Duncan Fletcher; Behind The ShadesStuart Wark |
Author: Duncan Fletcher with Stephen James
Publisher: Simon & Schuster
Rating: 3.5 stars
I must begin this review with an admission; for whatever reason I cannot stand Duncan Fletcher. I usually try not to make such judgments on people I have never met, and I’m sure Fletcher is a delightful and charming man in private. But his mannerisms and seeming insistence for taking all credit and no responsibility for English cricket in the past decade has always rubbed me up the wrong way. As such, I wasn’t expecting much of this ghosted autobiography that I read on holidays. It had been roundly panned in some English papers for being a non-stop whinge, and this analysis fitted with my preconceived notion of Fletcher’s personality. However, I found that the reality of the book was different to my initial impressions.

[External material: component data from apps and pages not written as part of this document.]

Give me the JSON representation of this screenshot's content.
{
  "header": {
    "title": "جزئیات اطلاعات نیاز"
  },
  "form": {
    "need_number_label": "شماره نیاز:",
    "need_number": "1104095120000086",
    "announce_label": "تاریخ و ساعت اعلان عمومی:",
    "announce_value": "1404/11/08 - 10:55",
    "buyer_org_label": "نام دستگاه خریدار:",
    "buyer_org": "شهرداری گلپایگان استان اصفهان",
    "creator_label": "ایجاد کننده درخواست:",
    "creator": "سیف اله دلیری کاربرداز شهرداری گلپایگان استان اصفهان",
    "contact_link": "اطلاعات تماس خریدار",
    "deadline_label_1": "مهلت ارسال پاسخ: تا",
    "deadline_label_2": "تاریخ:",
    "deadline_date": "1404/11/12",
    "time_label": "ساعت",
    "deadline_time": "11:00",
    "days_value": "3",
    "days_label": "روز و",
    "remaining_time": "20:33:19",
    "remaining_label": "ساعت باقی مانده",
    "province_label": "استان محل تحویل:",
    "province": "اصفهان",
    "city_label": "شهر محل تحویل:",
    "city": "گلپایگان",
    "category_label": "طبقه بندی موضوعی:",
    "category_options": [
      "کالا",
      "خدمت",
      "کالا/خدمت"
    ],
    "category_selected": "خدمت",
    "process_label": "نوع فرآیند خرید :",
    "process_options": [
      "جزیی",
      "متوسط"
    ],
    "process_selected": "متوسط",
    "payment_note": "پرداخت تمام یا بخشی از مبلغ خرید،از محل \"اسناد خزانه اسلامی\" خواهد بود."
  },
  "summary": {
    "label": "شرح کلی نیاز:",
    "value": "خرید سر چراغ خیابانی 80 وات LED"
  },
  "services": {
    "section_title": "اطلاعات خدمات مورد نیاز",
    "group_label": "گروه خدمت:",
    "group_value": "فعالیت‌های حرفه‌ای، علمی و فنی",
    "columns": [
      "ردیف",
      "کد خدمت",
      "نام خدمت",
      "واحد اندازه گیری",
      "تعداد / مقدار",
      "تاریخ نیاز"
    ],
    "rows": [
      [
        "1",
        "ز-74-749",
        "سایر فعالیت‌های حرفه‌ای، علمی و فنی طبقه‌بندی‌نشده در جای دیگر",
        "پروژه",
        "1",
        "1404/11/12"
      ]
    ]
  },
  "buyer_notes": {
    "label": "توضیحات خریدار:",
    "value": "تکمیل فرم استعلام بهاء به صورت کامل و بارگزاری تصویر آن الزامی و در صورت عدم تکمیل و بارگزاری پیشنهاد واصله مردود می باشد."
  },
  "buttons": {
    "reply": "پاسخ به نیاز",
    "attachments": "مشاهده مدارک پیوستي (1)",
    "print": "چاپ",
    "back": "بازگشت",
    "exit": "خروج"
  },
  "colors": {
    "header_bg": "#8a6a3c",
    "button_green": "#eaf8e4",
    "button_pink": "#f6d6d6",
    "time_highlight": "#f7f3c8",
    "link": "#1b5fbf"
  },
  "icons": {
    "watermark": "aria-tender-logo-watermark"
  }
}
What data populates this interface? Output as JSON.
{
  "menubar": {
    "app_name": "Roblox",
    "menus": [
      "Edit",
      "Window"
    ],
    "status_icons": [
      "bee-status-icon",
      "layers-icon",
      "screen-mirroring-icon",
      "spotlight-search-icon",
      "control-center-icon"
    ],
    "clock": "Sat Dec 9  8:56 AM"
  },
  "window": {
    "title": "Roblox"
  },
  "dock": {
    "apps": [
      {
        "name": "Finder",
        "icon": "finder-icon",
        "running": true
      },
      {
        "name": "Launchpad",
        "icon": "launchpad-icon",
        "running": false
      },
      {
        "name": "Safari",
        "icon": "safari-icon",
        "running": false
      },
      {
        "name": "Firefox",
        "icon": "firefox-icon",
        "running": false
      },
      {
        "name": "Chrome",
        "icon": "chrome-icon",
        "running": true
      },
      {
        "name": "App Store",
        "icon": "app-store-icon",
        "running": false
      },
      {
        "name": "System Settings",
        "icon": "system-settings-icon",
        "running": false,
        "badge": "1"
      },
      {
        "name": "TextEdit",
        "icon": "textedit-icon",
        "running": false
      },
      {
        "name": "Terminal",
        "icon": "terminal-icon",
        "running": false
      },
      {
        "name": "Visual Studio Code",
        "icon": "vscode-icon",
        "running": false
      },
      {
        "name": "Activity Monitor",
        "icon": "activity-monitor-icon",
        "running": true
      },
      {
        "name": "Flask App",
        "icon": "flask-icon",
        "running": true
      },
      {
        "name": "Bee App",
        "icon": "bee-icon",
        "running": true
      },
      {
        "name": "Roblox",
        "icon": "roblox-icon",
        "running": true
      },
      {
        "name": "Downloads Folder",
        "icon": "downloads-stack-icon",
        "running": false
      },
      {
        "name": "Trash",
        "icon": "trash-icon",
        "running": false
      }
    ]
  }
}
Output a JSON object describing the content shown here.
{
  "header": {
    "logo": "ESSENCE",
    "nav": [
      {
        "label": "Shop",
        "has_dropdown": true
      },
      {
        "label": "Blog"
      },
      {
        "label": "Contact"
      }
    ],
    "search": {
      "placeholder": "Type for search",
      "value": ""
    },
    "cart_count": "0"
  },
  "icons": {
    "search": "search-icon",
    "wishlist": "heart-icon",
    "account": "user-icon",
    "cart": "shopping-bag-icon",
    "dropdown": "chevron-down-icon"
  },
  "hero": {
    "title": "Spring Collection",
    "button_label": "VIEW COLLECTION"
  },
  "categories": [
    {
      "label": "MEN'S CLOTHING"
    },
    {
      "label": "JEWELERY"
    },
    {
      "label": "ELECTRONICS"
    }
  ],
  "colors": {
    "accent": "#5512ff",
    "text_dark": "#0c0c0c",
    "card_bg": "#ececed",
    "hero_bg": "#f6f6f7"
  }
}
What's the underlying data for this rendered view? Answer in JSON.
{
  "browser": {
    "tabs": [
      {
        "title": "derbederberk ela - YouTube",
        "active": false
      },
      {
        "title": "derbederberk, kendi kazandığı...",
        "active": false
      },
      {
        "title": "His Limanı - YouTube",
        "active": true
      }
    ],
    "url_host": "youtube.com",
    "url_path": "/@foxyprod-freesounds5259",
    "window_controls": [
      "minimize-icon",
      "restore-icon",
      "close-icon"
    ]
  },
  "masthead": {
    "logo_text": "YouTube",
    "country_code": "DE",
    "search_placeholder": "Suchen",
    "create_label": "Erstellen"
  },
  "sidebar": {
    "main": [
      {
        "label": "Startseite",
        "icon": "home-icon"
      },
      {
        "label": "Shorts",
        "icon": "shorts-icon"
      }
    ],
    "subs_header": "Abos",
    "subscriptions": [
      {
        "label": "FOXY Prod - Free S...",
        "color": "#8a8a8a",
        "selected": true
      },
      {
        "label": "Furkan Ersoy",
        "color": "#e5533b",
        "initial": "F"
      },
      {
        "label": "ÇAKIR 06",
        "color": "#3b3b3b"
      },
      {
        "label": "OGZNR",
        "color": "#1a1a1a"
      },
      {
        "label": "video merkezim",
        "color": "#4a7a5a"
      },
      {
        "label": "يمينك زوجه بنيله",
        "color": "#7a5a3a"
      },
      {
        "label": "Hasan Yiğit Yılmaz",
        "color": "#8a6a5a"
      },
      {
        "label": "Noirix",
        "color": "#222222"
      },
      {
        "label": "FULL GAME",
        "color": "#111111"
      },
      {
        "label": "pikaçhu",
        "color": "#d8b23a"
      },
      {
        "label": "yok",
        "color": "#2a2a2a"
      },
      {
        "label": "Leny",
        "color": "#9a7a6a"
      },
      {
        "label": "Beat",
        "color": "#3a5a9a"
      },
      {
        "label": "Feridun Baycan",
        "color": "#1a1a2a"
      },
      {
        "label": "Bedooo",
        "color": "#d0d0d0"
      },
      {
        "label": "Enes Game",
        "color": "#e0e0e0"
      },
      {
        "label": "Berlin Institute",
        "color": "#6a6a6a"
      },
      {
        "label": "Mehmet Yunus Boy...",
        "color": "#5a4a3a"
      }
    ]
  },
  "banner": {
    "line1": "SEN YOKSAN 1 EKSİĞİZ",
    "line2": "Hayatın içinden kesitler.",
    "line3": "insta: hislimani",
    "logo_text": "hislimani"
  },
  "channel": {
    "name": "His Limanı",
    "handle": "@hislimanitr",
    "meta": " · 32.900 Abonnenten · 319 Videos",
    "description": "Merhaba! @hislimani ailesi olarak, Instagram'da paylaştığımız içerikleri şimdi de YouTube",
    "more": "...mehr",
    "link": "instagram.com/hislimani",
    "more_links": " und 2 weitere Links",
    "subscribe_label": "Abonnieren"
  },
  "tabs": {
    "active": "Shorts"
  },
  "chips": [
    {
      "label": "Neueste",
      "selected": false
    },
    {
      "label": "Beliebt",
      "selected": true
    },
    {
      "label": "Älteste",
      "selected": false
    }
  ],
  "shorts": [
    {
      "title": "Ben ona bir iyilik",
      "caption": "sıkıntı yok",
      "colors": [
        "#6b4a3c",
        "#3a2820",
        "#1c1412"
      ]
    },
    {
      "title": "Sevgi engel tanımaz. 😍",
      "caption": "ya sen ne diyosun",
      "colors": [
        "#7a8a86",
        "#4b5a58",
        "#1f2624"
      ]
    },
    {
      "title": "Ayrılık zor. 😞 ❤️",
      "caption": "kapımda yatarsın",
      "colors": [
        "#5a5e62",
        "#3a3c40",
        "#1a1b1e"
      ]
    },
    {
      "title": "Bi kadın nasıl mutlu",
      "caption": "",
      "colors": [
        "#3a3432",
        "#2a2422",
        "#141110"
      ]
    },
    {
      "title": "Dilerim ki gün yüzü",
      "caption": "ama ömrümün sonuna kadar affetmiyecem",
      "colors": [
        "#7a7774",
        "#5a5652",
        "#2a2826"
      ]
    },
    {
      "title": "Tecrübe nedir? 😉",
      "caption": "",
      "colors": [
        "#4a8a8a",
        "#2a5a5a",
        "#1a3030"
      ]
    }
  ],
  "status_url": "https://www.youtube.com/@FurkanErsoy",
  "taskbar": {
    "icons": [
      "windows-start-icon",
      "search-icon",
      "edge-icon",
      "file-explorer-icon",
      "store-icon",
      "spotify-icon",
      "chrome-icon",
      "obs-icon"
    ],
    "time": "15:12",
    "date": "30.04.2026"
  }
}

Fletcher details his early life growing up on a farm in Zimbabwe. His talent for sport was evident, but Fletcher reveals that he felt less skillful than his five brothers and sisters. It is perhaps this feeling of inadequacy that led to his determination to succeed in the face of more gifted athletes. Fletcher details his early cricketing experiences, leading to his captaincy of the Zimbabwean team in their debut one day international, and also their famous victory over the Australian side in the 1983 World Cup.
Fletcher went into coaching at the end of his playing days, and it was in coaching that he really made his name. He initially guided Western Province in South Africa and also Glamorgan in England to national titles. The co-author of the book, Stephen James, is a former associate from Glamorgan. Fletcher’s success with these two domestic teams led to his appointment in 1999 as the coach of the English national team, a decision that surprised many off-field pundits. Whether it was due largely to his efforts, the culmination of many years work by previous coaches, or just simple luck, Fletcher’s time as England coach saw them achieve some of their best Test results for decades. England’s success reached a zenith with their win in the 2005 Ashes series.
The chapters in which Fletcher describes his time with both Glamorgan and England are very interesting. He details some of the conflicts and problems he experienced with different authority figures, and also with some of the players that he supported. Fletcher expresses some very forthright views on the way England cricket has been and still is run, and the roles that administrators play. There is, not surprisingly, a fair amount of space dedicated to the astonishing 2005 Ashes victory, but also to its unfortunate 2006/07 aftermath in Australia. Fletcher also provides some insight into the coaching side of cricket, and these parts were mostly well thought out.
Fletcher has presented a tough image to the world, but it would appear that he has been quite affected by what people think and write about him. In some ways, this autobiography has some of the appeal of a trashy Hollywood novel by Jackie Collins. Fletcher doesn’t hold back with his views on certain people, and everyone who may have disrespected him in any way gets the treatment. There is undoubtedly an undercurrent of significant bitterness, which is a pity, but it does make for fascinating reading. The writing is considered and not over-the-top in style, but the intent is clear to all. Fletcher does display an annoying tendency towards the “Shane Warne / Ian Botham syndrome”, in which it appears that everything is always someone else’s fault, and that he is continually either misquoted or misrepresented.
I did not realize this initially, but this book was partially serialized in the British newspaper, The Daily Mail. This fact would quite possibly account for the poor reviews that many competitor papers in the UK gave the book. A lot of the more controversial parts of the book (such as dropping Andrew Flintoff right into it) were evidently first seen in the Daily Mail. Not being a Daily Mail reader, I missed all of that, and as such, I read the book through with no previous exposure. And surprisingly, I liked it a lot. I wasn’t expecting much, but in my view it was one of the best autobiographies released in 2007. The fact that the book covers a person’s entire playing and coaching career, rather than being a premature review of a 23 year old flavour of the month newcomer, allowed it to be sufficiently detailed and remain interesting. Both Fletcher and the co-author James deserve credit for this effort. It is sensational in parts, and certain bits of self-absolution were quite irritating, but overall it is a recommended read.